Her name is Lin.
We know because we asked.
We asked because she walks by our house nearly every day.
She walks by our house every day to collect trash.
Sometimes she’s alone.
Other times she has two younger children, perhaps four and three years old, dawdling behind her.
My guess is she’s about nine or ten.
If it’s 100 degrees, she still walks by.
If it’s dumping rain, she still walks by.
She’s learned to stop near our house. She’s gotten used to Melissa giving her a bottle of water or some fruit snacks, and asking her how she’s doing.
Sometimes I see her on other streets, as I drive to and from my house.
If she sees me, a smile cracks across her face. I usually try to wave.
Slowly, Melissa and I try to get to know her. It started with just calling her from our door.
“Own! Own!” (“Child! Child!”)
At first, she seemed to take a bottle of water or a snack with reservation. Foreigners are not always trustworthy. Now she smiles when she sees Melissa walking towards her.
She has a great smile.
I feel a moment of peace, as she waves and walks away. Then it hits me — always — that she’s got a lot of walking left to do today.
And not many people in this city really care.
There’s so much about her we’d like to know. There’s so much we’d like to do.
But being a generous foreigner can be a complicated thing.
I wish it wasn’t so. I’ll not go into details today.
Today I’m just sad and agitated. Today I was in my flat, getting over a cold, while the rain dumped outside. I love the sound of rain here.

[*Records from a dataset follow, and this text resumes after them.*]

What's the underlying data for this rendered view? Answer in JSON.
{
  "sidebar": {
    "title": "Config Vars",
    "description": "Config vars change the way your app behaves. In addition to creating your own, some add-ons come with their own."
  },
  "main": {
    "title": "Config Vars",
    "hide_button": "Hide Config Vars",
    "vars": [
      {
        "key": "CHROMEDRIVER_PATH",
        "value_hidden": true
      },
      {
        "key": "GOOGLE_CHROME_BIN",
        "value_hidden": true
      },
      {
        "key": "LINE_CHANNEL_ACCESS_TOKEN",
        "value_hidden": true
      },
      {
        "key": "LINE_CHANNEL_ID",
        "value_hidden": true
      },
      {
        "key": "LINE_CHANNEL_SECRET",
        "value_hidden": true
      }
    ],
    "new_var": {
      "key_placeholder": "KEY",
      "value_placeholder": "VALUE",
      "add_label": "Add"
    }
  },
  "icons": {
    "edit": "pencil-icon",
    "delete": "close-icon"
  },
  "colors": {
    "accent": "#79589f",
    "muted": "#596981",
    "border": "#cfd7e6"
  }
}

But then a familiar metal wire cart comes by, to the sound of a squeaker that every recycle worker carries. They don’t even speak to us. They just make noise, so that we can get rid of our garbage without stopping to notice the human being — often very young human being — carrying it away for us.

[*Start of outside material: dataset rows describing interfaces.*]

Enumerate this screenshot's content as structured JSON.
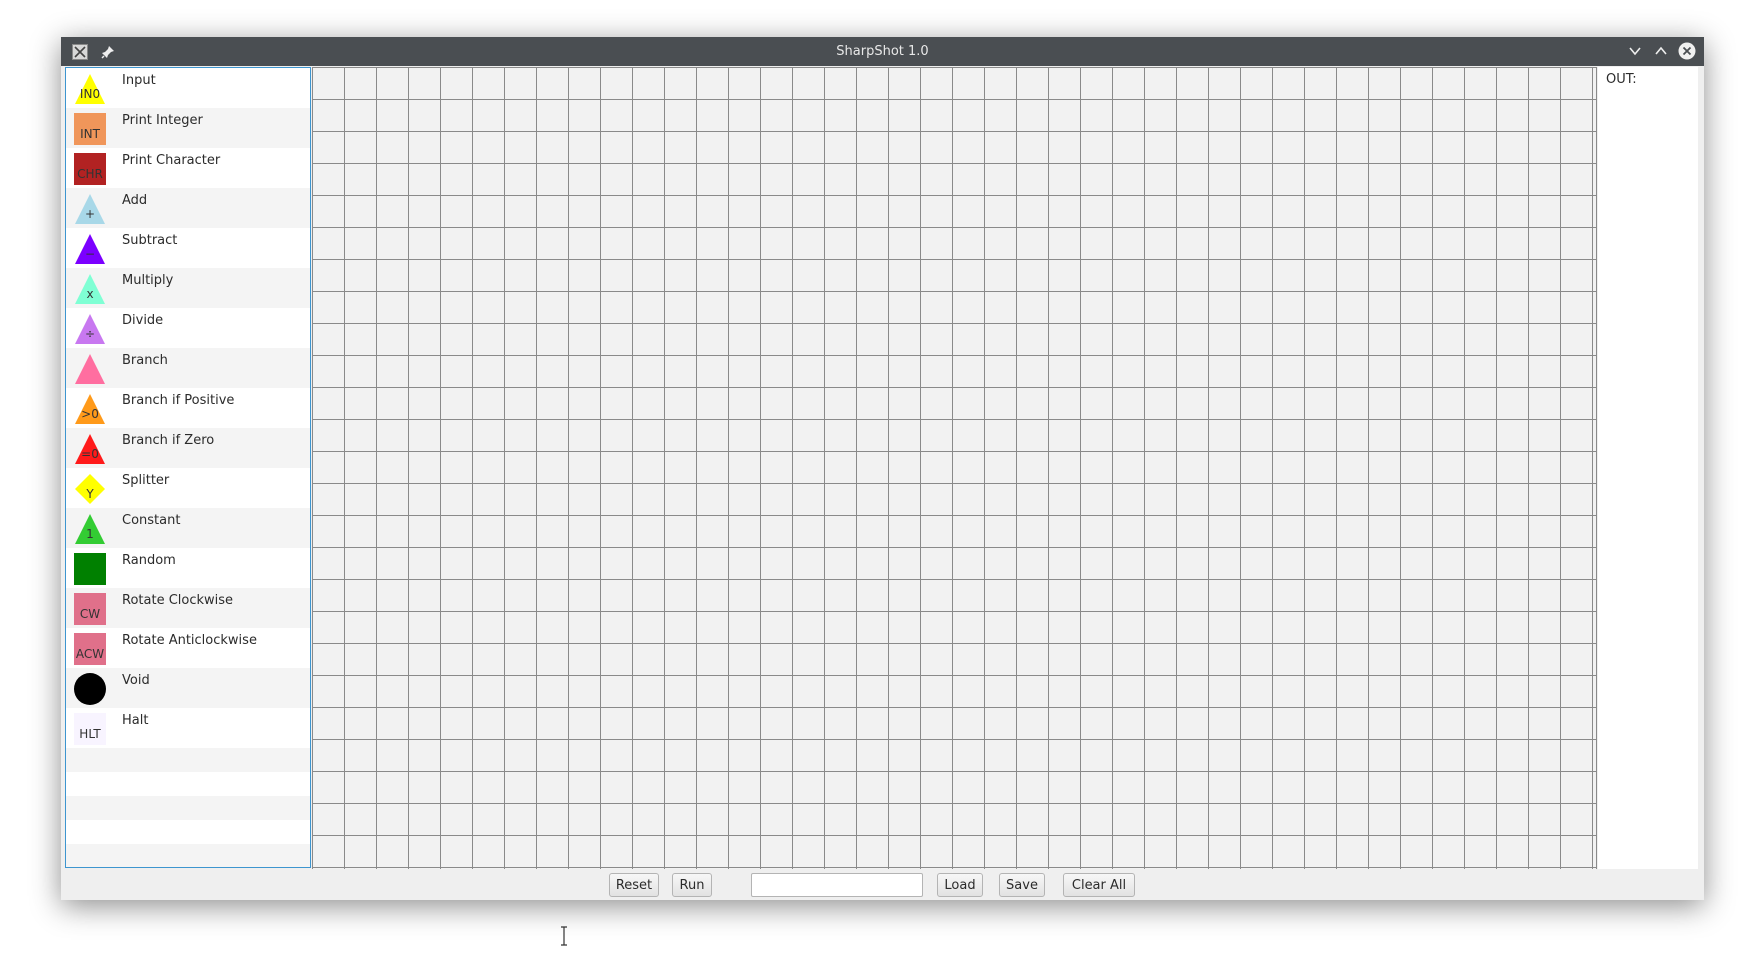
{
  "window": {
    "title": "SharpShot 1.0",
    "icons": {
      "app": "app-logo-icon",
      "pin": "pin-icon",
      "minimize": "chevron-down-icon",
      "maximize": "chevron-up-icon",
      "close": "close-icon"
    }
  },
  "palette": {
    "items": [
      {
        "label": "Input",
        "icon_text": "IN0",
        "shape": "triangle",
        "color": "#ffff00"
      },
      {
        "label": "Print Integer",
        "icon_text": "INT",
        "shape": "square",
        "color": "#f0965a"
      },
      {
        "label": "Print Character",
        "icon_text": "CHR",
        "shape": "square",
        "color": "#b22222"
      },
      {
        "label": "Add",
        "icon_text": "+",
        "shape": "triangle",
        "color": "#a8d8e8"
      },
      {
        "label": "Subtract",
        "icon_text": "−",
        "shape": "triangle",
        "color": "#7b00ff"
      },
      {
        "label": "Multiply",
        "icon_text": "x",
        "shape": "triangle",
        "color": "#7fffd4"
      },
      {
        "label": "Divide",
        "icon_text": "÷",
        "shape": "triangle",
        "color": "#c878f0"
      },
      {
        "label": "Branch",
        "icon_text": "",
        "shape": "triangle",
        "color": "#ff6ea0"
      },
      {
        "label": "Branch if Positive",
        "icon_text": ">0",
        "shape": "triangle",
        "color": "#ff9a1a"
      },
      {
        "label": "Branch if Zero",
        "icon_text": "=0",
        "shape": "triangle",
        "color": "#ff1a1a"
      },
      {
        "label": "Splitter",
        "icon_text": "Y",
        "shape": "diamond",
        "color": "#ffff00"
      },
      {
        "label": "Constant",
        "icon_text": "1",
        "shape": "triangle",
        "color": "#33cc33"
      },
      {
        "label": "Random",
        "icon_text": "",
        "shape": "square",
        "color": "#008000"
      },
      {
        "label": "Rotate Clockwise",
        "icon_text": "CW",
        "shape": "square",
        "color": "#e0708a"
      },
      {
        "label": "Rotate Anticlockwise",
        "icon_text": "ACW",
        "shape": "square",
        "color": "#e0708a"
      },
      {
        "label": "Void",
        "icon_text": "",
        "shape": "circle",
        "color": "#000000"
      },
      {
        "label": "Halt",
        "icon_text": "HLT",
        "shape": "square",
        "color": "#f8f4ff"
      }
    ]
  },
  "output": {
    "label": "OUT:"
  },
  "toolbar": {
    "reset": "Reset",
    "run": "Run",
    "file_field_value": "",
    "load": "Load",
    "save": "Save",
    "clear_all": "Clear All"
  },
  "colors": {
    "titlebar": "#4a4e52",
    "grid_line": "#8a8a8a",
    "palette_border": "#3d95cf"
  }
}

Today Lin’s cart stopped in front of our door. When it rains, I sometimes open the door up, to let the breeze into the house. I was at my desk, working on something that seemed important at the time. I happened to look out — at saw Lin’s face looking in. She just stood there, silent, as the rain pounded all around her.
I became angry.
Angry because this child ought not to be pulling my trash through a half-flooded street while a rainstorm is in full swing.
Angry because someone is making her do it.
Angry that I cannot do more to help, not yet, anyway, besides giving her a bottle of water and fruit snacks.
That’s where we’ve started, though. I immediately ran to the kitchen to see what I could find — one remaining apple and a box of raisins — and gave it to her. The same smile, dimmed through the heavy rain. The same little wave of the hand, and then she turned, and was gone.
I know her name. I don’t need to hear statistics about child laborers. I don’t need to read articles about poverty in this city. I know this little girl’s name.
And my heart is contorted somewhere between pity and rage. Maybe that’s compassion.
Her name is Lin, and she has a beautiful smile.